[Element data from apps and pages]

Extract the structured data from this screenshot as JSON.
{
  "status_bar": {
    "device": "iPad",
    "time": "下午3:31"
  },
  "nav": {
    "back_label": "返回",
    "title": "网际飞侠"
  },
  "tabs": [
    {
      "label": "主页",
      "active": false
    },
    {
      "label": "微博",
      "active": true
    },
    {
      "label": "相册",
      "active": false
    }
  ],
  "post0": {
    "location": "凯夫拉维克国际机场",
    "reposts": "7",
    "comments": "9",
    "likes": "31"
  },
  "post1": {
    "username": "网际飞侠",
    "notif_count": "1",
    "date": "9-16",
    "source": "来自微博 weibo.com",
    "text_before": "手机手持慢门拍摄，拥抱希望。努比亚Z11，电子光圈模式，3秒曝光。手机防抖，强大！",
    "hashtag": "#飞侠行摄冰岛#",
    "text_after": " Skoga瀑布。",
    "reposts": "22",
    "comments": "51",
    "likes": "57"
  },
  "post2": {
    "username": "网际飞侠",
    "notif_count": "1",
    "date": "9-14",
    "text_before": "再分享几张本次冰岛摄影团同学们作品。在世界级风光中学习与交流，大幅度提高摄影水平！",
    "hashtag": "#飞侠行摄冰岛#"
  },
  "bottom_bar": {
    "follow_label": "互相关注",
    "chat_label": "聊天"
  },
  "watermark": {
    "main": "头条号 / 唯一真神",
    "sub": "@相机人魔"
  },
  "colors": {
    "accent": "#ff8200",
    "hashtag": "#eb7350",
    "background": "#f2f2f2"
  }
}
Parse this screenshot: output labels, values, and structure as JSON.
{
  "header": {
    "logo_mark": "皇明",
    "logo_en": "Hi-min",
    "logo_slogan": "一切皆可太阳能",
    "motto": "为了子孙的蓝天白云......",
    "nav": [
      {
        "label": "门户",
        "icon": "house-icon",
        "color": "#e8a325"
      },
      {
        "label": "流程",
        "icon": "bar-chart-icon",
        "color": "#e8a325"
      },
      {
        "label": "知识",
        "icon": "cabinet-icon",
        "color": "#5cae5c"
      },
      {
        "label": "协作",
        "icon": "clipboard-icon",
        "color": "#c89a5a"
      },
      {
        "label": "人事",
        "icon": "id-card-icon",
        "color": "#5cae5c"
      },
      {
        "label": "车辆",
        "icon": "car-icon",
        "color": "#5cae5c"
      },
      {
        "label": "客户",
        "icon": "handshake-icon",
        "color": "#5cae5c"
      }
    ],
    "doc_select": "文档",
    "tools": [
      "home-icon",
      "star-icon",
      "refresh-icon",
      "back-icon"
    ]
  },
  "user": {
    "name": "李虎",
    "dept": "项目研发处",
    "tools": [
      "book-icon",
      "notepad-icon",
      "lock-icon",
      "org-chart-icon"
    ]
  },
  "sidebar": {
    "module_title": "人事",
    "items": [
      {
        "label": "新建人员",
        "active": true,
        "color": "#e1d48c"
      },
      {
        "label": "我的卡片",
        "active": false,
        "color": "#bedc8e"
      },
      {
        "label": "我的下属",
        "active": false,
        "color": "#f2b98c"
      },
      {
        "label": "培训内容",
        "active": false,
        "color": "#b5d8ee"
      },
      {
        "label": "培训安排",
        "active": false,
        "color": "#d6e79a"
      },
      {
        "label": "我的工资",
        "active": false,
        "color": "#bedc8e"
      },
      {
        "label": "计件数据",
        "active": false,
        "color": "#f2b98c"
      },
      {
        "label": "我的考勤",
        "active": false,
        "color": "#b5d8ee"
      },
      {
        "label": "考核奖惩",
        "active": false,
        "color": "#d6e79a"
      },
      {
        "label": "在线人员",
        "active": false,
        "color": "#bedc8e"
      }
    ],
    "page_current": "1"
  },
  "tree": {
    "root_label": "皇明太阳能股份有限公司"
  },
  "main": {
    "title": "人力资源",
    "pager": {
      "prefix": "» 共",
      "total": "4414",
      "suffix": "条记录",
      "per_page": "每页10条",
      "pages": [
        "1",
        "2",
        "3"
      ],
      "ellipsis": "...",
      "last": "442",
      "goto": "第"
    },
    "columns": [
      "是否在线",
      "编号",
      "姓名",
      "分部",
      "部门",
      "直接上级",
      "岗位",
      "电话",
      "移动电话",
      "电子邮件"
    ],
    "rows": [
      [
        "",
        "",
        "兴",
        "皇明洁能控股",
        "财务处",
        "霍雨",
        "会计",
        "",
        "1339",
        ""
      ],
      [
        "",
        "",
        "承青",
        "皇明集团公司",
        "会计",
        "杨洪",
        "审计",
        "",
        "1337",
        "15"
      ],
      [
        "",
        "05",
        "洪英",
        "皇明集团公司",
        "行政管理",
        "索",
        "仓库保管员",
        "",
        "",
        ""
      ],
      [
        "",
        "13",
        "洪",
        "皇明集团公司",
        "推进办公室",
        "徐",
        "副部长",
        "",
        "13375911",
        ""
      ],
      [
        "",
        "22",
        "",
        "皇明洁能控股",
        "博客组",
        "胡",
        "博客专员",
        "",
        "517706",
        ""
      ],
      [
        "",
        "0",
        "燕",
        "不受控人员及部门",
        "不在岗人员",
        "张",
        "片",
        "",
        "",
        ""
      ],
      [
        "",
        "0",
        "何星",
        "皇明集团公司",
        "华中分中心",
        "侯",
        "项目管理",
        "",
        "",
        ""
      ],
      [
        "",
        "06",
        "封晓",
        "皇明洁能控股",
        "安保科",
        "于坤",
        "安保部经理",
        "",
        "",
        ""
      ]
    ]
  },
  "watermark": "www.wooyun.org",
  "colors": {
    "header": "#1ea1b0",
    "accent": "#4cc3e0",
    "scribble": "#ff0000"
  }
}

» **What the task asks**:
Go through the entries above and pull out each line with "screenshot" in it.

» **Task output**:
Extract the structured data from this screenshot as JSON.
Parse this screenshot: output labels, values, and structure as JSON.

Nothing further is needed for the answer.